Discussions on death and dying are often subjects we avoid as we don’t know ourselves what the true answers are. Still, we know there is an afterlife. What is it for the Christians, the Muslims and the Jews? Is it a time at some point in the future where Jesus comes back? The time of Resurrection? The time of paying for our sins? Will the world come to an end, and then come to life again? There are so many unanswered questions, and no one can claim to know the truth.

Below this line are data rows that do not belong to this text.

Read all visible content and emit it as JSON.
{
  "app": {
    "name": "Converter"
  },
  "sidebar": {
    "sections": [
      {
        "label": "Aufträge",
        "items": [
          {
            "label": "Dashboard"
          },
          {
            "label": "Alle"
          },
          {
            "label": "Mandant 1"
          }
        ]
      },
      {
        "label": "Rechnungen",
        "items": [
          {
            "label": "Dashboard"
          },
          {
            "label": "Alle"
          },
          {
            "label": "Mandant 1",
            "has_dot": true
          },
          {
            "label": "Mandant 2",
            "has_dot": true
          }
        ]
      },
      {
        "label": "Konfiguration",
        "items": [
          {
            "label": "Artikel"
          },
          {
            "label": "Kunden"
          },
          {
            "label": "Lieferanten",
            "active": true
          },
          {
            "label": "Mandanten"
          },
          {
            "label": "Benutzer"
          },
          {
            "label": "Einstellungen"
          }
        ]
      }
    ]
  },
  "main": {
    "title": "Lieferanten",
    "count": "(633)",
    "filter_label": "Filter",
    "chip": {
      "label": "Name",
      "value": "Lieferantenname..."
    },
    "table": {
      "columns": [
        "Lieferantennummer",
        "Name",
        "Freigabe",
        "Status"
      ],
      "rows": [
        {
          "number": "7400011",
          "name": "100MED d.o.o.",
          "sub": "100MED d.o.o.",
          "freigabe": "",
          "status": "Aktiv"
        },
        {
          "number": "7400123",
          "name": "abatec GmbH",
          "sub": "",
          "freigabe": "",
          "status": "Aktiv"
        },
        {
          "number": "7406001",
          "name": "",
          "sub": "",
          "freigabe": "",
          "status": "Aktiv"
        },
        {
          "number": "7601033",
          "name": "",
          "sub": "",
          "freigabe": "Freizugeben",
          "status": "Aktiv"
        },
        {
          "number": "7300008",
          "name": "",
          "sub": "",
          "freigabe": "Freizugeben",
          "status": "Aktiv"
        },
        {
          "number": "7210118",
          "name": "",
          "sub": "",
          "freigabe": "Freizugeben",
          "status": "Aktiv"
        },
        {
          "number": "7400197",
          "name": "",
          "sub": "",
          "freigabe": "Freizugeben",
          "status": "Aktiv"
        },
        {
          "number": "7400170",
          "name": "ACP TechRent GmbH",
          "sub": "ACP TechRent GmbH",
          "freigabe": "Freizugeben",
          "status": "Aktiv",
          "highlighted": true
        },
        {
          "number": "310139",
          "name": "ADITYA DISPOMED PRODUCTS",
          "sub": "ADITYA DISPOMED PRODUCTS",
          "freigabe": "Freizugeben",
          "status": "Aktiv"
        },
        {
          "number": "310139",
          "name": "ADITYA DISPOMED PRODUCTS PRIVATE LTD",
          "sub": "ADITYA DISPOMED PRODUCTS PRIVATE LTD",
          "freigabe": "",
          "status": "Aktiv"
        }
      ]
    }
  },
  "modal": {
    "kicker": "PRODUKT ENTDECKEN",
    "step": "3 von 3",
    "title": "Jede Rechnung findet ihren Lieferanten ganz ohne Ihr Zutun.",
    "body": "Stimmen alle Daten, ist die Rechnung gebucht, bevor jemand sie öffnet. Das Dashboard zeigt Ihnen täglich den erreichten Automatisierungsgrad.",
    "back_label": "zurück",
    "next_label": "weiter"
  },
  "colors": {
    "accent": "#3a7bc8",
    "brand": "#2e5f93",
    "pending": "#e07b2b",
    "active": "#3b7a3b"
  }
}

In Islam, Muslims believe from the words in the Qur’an that two angels come to ‘pull the ruh’ – extract the soul. If the deceased has led a good life his soul will leave the body easily. If he has led a sinful life, extracting his soul will be like pulling teeth. The two angels have names and come together to get the soul. After this the body rots; the soul lives on. But what happens to the soul? At the moment of death the soul goes into barzakh – meaning that the soul is in a holding pattern with other souls who are eager to meet with family members. You have probably heard people who have lost a loved one say that they saw, just before the person died, that he seemed to be in another dimension and stretched out his arms to something only he could see, and exclaim that so and so is in the room.

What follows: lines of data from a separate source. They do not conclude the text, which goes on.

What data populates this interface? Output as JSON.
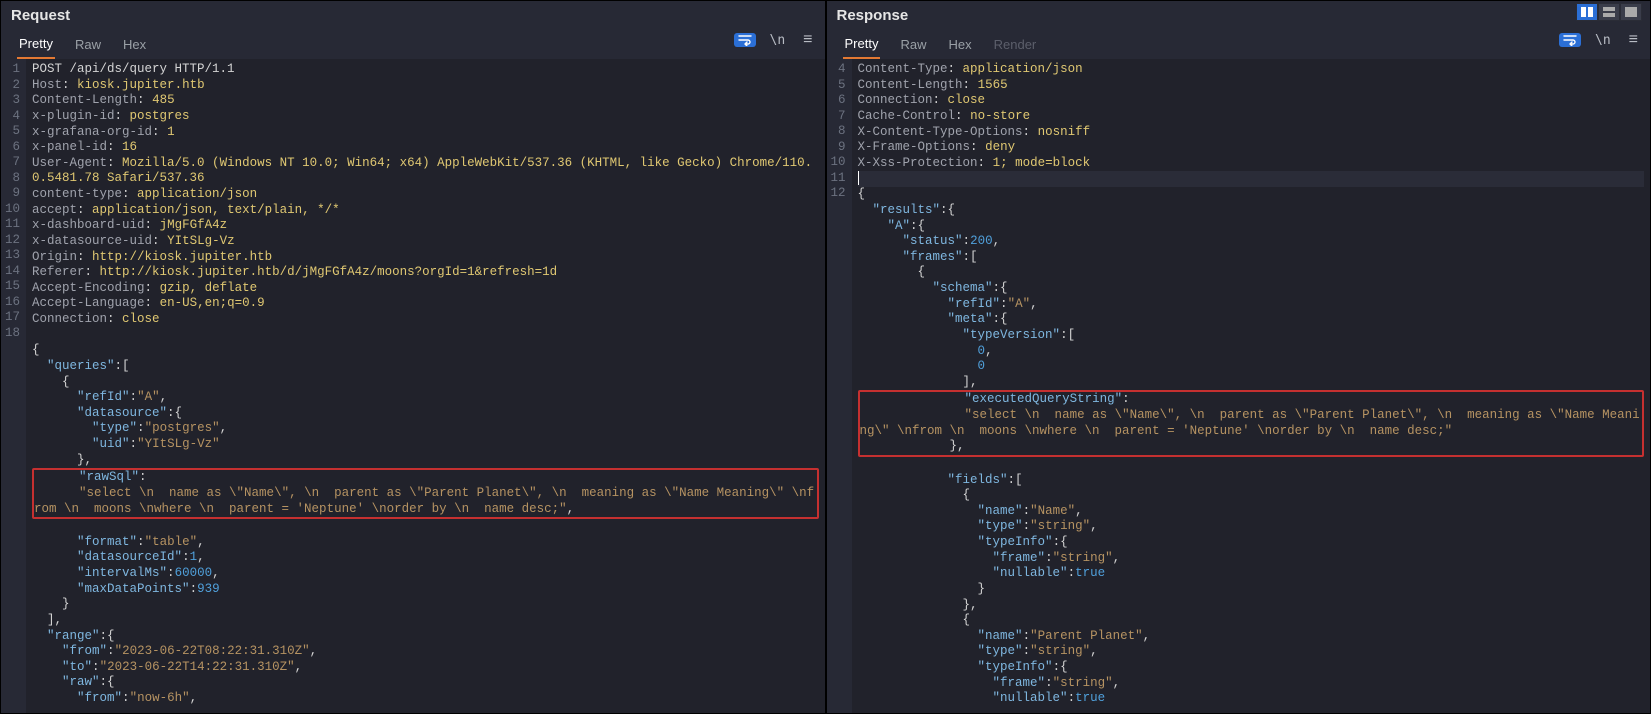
{
  "request": {
    "title": "Request",
    "tabs": {
      "pretty": "Pretty",
      "raw": "Raw",
      "hex": "Hex"
    },
    "lines": [
      {
        "n": 1,
        "type": "start",
        "text": "POST /api/ds/query HTTP/1.1"
      },
      {
        "n": 2,
        "type": "hdr",
        "name": "Host",
        "value": "kiosk.jupiter.htb"
      },
      {
        "n": 3,
        "type": "hdr",
        "name": "Content-Length",
        "value": "485"
      },
      {
        "n": 4,
        "type": "hdr",
        "name": "x-plugin-id",
        "value": "postgres"
      },
      {
        "n": 5,
        "type": "hdr",
        "name": "x-grafana-org-id",
        "value": "1"
      },
      {
        "n": 6,
        "type": "hdr",
        "name": "x-panel-id",
        "value": "16"
      },
      {
        "n": 7,
        "type": "hdr",
        "name": "User-Agent",
        "value": "Mozilla/5.0 (Windows NT 10.0; Win64; x64) AppleWebKit/537.36 (KHTML, like Gecko) Chrome/110.0.5481.78 Safari/537.36"
      },
      {
        "n": 8,
        "type": "hdr",
        "name": "content-type",
        "value": "application/json"
      },
      {
        "n": 9,
        "type": "hdr",
        "name": "accept",
        "value": "application/json, text/plain, */*"
      },
      {
        "n": 10,
        "type": "hdr",
        "name": "x-dashboard-uid",
        "value": "jMgFGfA4z"
      },
      {
        "n": 11,
        "type": "hdr",
        "name": "x-datasource-uid",
        "value": "YItSLg-Vz"
      },
      {
        "n": 12,
        "type": "hdr",
        "name": "Origin",
        "value": "http://kiosk.jupiter.htb"
      },
      {
        "n": 13,
        "type": "hdr",
        "name": "Referer",
        "value": "http://kiosk.jupiter.htb/d/jMgFGfA4z/moons?orgId=1&refresh=1d"
      },
      {
        "n": 14,
        "type": "hdr",
        "name": "Accept-Encoding",
        "value": "gzip, deflate"
      },
      {
        "n": 15,
        "type": "hdr",
        "name": "Accept-Language",
        "value": "en-US,en;q=0.9"
      },
      {
        "n": 16,
        "type": "hdr",
        "name": "Connection",
        "value": "close"
      },
      {
        "n": 17,
        "type": "blank",
        "text": ""
      },
      {
        "n": 18,
        "type": "body"
      }
    ],
    "body_tokens": [
      {
        "t": "p",
        "v": "{"
      },
      {
        "t": "nl"
      },
      {
        "t": "i",
        "v": 1
      },
      {
        "t": "k",
        "v": "\"queries\""
      },
      {
        "t": "p",
        "v": ":["
      },
      {
        "t": "nl"
      },
      {
        "t": "i",
        "v": 2
      },
      {
        "t": "p",
        "v": "{"
      },
      {
        "t": "nl"
      },
      {
        "t": "i",
        "v": 3
      },
      {
        "t": "k",
        "v": "\"refId\""
      },
      {
        "t": "p",
        "v": ":"
      },
      {
        "t": "s",
        "v": "\"A\""
      },
      {
        "t": "p",
        "v": ","
      },
      {
        "t": "nl"
      },
      {
        "t": "i",
        "v": 3
      },
      {
        "t": "k",
        "v": "\"datasource\""
      },
      {
        "t": "p",
        "v": ":{"
      },
      {
        "t": "nl"
      },
      {
        "t": "i",
        "v": 4
      },
      {
        "t": "k",
        "v": "\"type\""
      },
      {
        "t": "p",
        "v": ":"
      },
      {
        "t": "s",
        "v": "\"postgres\""
      },
      {
        "t": "p",
        "v": ","
      },
      {
        "t": "nl"
      },
      {
        "t": "i",
        "v": 4
      },
      {
        "t": "k",
        "v": "\"uid\""
      },
      {
        "t": "p",
        "v": ":"
      },
      {
        "t": "s",
        "v": "\"YItSLg-Vz\""
      },
      {
        "t": "nl"
      },
      {
        "t": "i",
        "v": 3
      },
      {
        "t": "p",
        "v": "},"
      },
      {
        "t": "nl"
      },
      {
        "t": "box-start"
      },
      {
        "t": "i",
        "v": 3
      },
      {
        "t": "k",
        "v": "\"rawSql\""
      },
      {
        "t": "p",
        "v": ":"
      },
      {
        "t": "nl"
      },
      {
        "t": "i",
        "v": 3
      },
      {
        "t": "s",
        "v": "\"select \\n  name as \\\"Name\\\", \\n  parent as \\\"Parent Planet\\\", \\n  meaning as \\\"Name Meaning\\\" \\nfrom \\n  moons \\nwhere \\n  parent = 'Neptune' \\norder by \\n  name desc;\""
      },
      {
        "t": "p",
        "v": ","
      },
      {
        "t": "box-end"
      },
      {
        "t": "nl"
      },
      {
        "t": "i",
        "v": 3
      },
      {
        "t": "k",
        "v": "\"format\""
      },
      {
        "t": "p",
        "v": ":"
      },
      {
        "t": "s",
        "v": "\"table\""
      },
      {
        "t": "p",
        "v": ","
      },
      {
        "t": "nl"
      },
      {
        "t": "i",
        "v": 3
      },
      {
        "t": "k",
        "v": "\"datasourceId\""
      },
      {
        "t": "p",
        "v": ":"
      },
      {
        "t": "n",
        "v": "1"
      },
      {
        "t": "p",
        "v": ","
      },
      {
        "t": "nl"
      },
      {
        "t": "i",
        "v": 3
      },
      {
        "t": "k",
        "v": "\"intervalMs\""
      },
      {
        "t": "p",
        "v": ":"
      },
      {
        "t": "n",
        "v": "60000"
      },
      {
        "t": "p",
        "v": ","
      },
      {
        "t": "nl"
      },
      {
        "t": "i",
        "v": 3
      },
      {
        "t": "k",
        "v": "\"maxDataPoints\""
      },
      {
        "t": "p",
        "v": ":"
      },
      {
        "t": "n",
        "v": "939"
      },
      {
        "t": "nl"
      },
      {
        "t": "i",
        "v": 2
      },
      {
        "t": "p",
        "v": "}"
      },
      {
        "t": "nl"
      },
      {
        "t": "i",
        "v": 1
      },
      {
        "t": "p",
        "v": "],"
      },
      {
        "t": "nl"
      },
      {
        "t": "i",
        "v": 1
      },
      {
        "t": "k",
        "v": "\"range\""
      },
      {
        "t": "p",
        "v": ":{"
      },
      {
        "t": "nl"
      },
      {
        "t": "i",
        "v": 2
      },
      {
        "t": "k",
        "v": "\"from\""
      },
      {
        "t": "p",
        "v": ":"
      },
      {
        "t": "s",
        "v": "\"2023-06-22T08:22:31.310Z\""
      },
      {
        "t": "p",
        "v": ","
      },
      {
        "t": "nl"
      },
      {
        "t": "i",
        "v": 2
      },
      {
        "t": "k",
        "v": "\"to\""
      },
      {
        "t": "p",
        "v": ":"
      },
      {
        "t": "s",
        "v": "\"2023-06-22T14:22:31.310Z\""
      },
      {
        "t": "p",
        "v": ","
      },
      {
        "t": "nl"
      },
      {
        "t": "i",
        "v": 2
      },
      {
        "t": "k",
        "v": "\"raw\""
      },
      {
        "t": "p",
        "v": ":{"
      },
      {
        "t": "nl"
      },
      {
        "t": "i",
        "v": 3
      },
      {
        "t": "k",
        "v": "\"from\""
      },
      {
        "t": "p",
        "v": ":"
      },
      {
        "t": "s",
        "v": "\"now-6h\""
      },
      {
        "t": "p",
        "v": ","
      }
    ]
  },
  "response": {
    "title": "Response",
    "tabs": {
      "pretty": "Pretty",
      "raw": "Raw",
      "hex": "Hex",
      "render": "Render"
    },
    "lines": [
      {
        "n": 4,
        "type": "hdr",
        "name": "Content-Type",
        "value": "application/json"
      },
      {
        "n": 5,
        "type": "hdr",
        "name": "Content-Length",
        "value": "1565"
      },
      {
        "n": 6,
        "type": "hdr",
        "name": "Connection",
        "value": "close"
      },
      {
        "n": 7,
        "type": "hdr",
        "name": "Cache-Control",
        "value": "no-store"
      },
      {
        "n": 8,
        "type": "hdr",
        "name": "X-Content-Type-Options",
        "value": "nosniff"
      },
      {
        "n": 9,
        "type": "hdr",
        "name": "X-Frame-Options",
        "value": "deny"
      },
      {
        "n": 10,
        "type": "hdr",
        "name": "X-Xss-Protection",
        "value": "1; mode=block"
      },
      {
        "n": 11,
        "type": "cursor"
      },
      {
        "n": 12,
        "type": "body"
      }
    ],
    "body_tokens": [
      {
        "t": "p",
        "v": "{"
      },
      {
        "t": "nl"
      },
      {
        "t": "i",
        "v": 1
      },
      {
        "t": "k",
        "v": "\"results\""
      },
      {
        "t": "p",
        "v": ":{"
      },
      {
        "t": "nl"
      },
      {
        "t": "i",
        "v": 2
      },
      {
        "t": "k",
        "v": "\"A\""
      },
      {
        "t": "p",
        "v": ":{"
      },
      {
        "t": "nl"
      },
      {
        "t": "i",
        "v": 3
      },
      {
        "t": "k",
        "v": "\"status\""
      },
      {
        "t": "p",
        "v": ":"
      },
      {
        "t": "n",
        "v": "200"
      },
      {
        "t": "p",
        "v": ","
      },
      {
        "t": "nl"
      },
      {
        "t": "i",
        "v": 3
      },
      {
        "t": "k",
        "v": "\"frames\""
      },
      {
        "t": "p",
        "v": ":["
      },
      {
        "t": "nl"
      },
      {
        "t": "i",
        "v": 4
      },
      {
        "t": "p",
        "v": "{"
      },
      {
        "t": "nl"
      },
      {
        "t": "i",
        "v": 5
      },
      {
        "t": "k",
        "v": "\"schema\""
      },
      {
        "t": "p",
        "v": ":{"
      },
      {
        "t": "nl"
      },
      {
        "t": "i",
        "v": 6
      },
      {
        "t": "k",
        "v": "\"refId\""
      },
      {
        "t": "p",
        "v": ":"
      },
      {
        "t": "s",
        "v": "\"A\""
      },
      {
        "t": "p",
        "v": ","
      },
      {
        "t": "nl"
      },
      {
        "t": "i",
        "v": 6
      },
      {
        "t": "k",
        "v": "\"meta\""
      },
      {
        "t": "p",
        "v": ":{"
      },
      {
        "t": "nl"
      },
      {
        "t": "i",
        "v": 7
      },
      {
        "t": "k",
        "v": "\"typeVersion\""
      },
      {
        "t": "p",
        "v": ":["
      },
      {
        "t": "nl"
      },
      {
        "t": "i",
        "v": 8
      },
      {
        "t": "n",
        "v": "0"
      },
      {
        "t": "p",
        "v": ","
      },
      {
        "t": "nl"
      },
      {
        "t": "i",
        "v": 8
      },
      {
        "t": "n",
        "v": "0"
      },
      {
        "t": "nl"
      },
      {
        "t": "i",
        "v": 7
      },
      {
        "t": "p",
        "v": "],"
      },
      {
        "t": "nl"
      },
      {
        "t": "box-start"
      },
      {
        "t": "i",
        "v": 7
      },
      {
        "t": "k",
        "v": "\"executedQueryString\""
      },
      {
        "t": "p",
        "v": ":"
      },
      {
        "t": "nl"
      },
      {
        "t": "i",
        "v": 7
      },
      {
        "t": "s",
        "v": "\"select \\n  name as \\\"Name\\\", \\n  parent as \\\"Parent Planet\\\", \\n  meaning as \\\"Name Meaning\\\" \\nfrom \\n  moons \\nwhere \\n  parent = 'Neptune' \\norder by \\n  name desc;\""
      },
      {
        "t": "nl"
      },
      {
        "t": "i",
        "v": 6
      },
      {
        "t": "p",
        "v": "},"
      },
      {
        "t": "box-end"
      },
      {
        "t": "nl"
      },
      {
        "t": "i",
        "v": 6
      },
      {
        "t": "k",
        "v": "\"fields\""
      },
      {
        "t": "p",
        "v": ":["
      },
      {
        "t": "nl"
      },
      {
        "t": "i",
        "v": 7
      },
      {
        "t": "p",
        "v": "{"
      },
      {
        "t": "nl"
      },
      {
        "t": "i",
        "v": 8
      },
      {
        "t": "k",
        "v": "\"name\""
      },
      {
        "t": "p",
        "v": ":"
      },
      {
        "t": "s",
        "v": "\"Name\""
      },
      {
        "t": "p",
        "v": ","
      },
      {
        "t": "nl"
      },
      {
        "t": "i",
        "v": 8
      },
      {
        "t": "k",
        "v": "\"type\""
      },
      {
        "t": "p",
        "v": ":"
      },
      {
        "t": "s",
        "v": "\"string\""
      },
      {
        "t": "p",
        "v": ","
      },
      {
        "t": "nl"
      },
      {
        "t": "i",
        "v": 8
      },
      {
        "t": "k",
        "v": "\"typeInfo\""
      },
      {
        "t": "p",
        "v": ":{"
      },
      {
        "t": "nl"
      },
      {
        "t": "i",
        "v": 9
      },
      {
        "t": "k",
        "v": "\"frame\""
      },
      {
        "t": "p",
        "v": ":"
      },
      {
        "t": "s",
        "v": "\"string\""
      },
      {
        "t": "p",
        "v": ","
      },
      {
        "t": "nl"
      },
      {
        "t": "i",
        "v": 9
      },
      {
        "t": "k",
        "v": "\"nullable\""
      },
      {
        "t": "p",
        "v": ":"
      },
      {
        "t": "n",
        "v": "true"
      },
      {
        "t": "nl"
      },
      {
        "t": "i",
        "v": 8
      },
      {
        "t": "p",
        "v": "}"
      },
      {
        "t": "nl"
      },
      {
        "t": "i",
        "v": 7
      },
      {
        "t": "p",
        "v": "},"
      },
      {
        "t": "nl"
      },
      {
        "t": "i",
        "v": 7
      },
      {
        "t": "p",
        "v": "{"
      },
      {
        "t": "nl"
      },
      {
        "t": "i",
        "v": 8
      },
      {
        "t": "k",
        "v": "\"name\""
      },
      {
        "t": "p",
        "v": ":"
      },
      {
        "t": "s",
        "v": "\"Parent Planet\""
      },
      {
        "t": "p",
        "v": ","
      },
      {
        "t": "nl"
      },
      {
        "t": "i",
        "v": 8
      },
      {
        "t": "k",
        "v": "\"type\""
      },
      {
        "t": "p",
        "v": ":"
      },
      {
        "t": "s",
        "v": "\"string\""
      },
      {
        "t": "p",
        "v": ","
      },
      {
        "t": "nl"
      },
      {
        "t": "i",
        "v": 8
      },
      {
        "t": "k",
        "v": "\"typeInfo\""
      },
      {
        "t": "p",
        "v": ":{"
      },
      {
        "t": "nl"
      },
      {
        "t": "i",
        "v": 9
      },
      {
        "t": "k",
        "v": "\"frame\""
      },
      {
        "t": "p",
        "v": ":"
      },
      {
        "t": "s",
        "v": "\"string\""
      },
      {
        "t": "p",
        "v": ","
      },
      {
        "t": "nl"
      },
      {
        "t": "i",
        "v": 9
      },
      {
        "t": "k",
        "v": "\"nullable\""
      },
      {
        "t": "p",
        "v": ":"
      },
      {
        "t": "n",
        "v": "true"
      }
    ]
  },
  "icons": {
    "newline_label": "\\n",
    "menu_label": "≡"
  }
}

I lost a family member a few days ago. My sister was in the room and said that immediately after her mother died she saw her mother in the room and was frightened. Another instance is where two high school grads, cousins and best friends were so close that they both died instantly in a Mercedes when they raced down the street, were buried together and that one of them, close to death, said that he wanted to go fishing as his cousin was there. I can relate several similar stories. My question is: is this real, a visitation, or a trick of the brain? I have heard that the brain is the last thing to go when someone dies. Is that so? It would explain the white bright light people who have had a near death experience come back from the dead and relate. I would like to hear a Jewish, Christian or even another Muslim answer to this.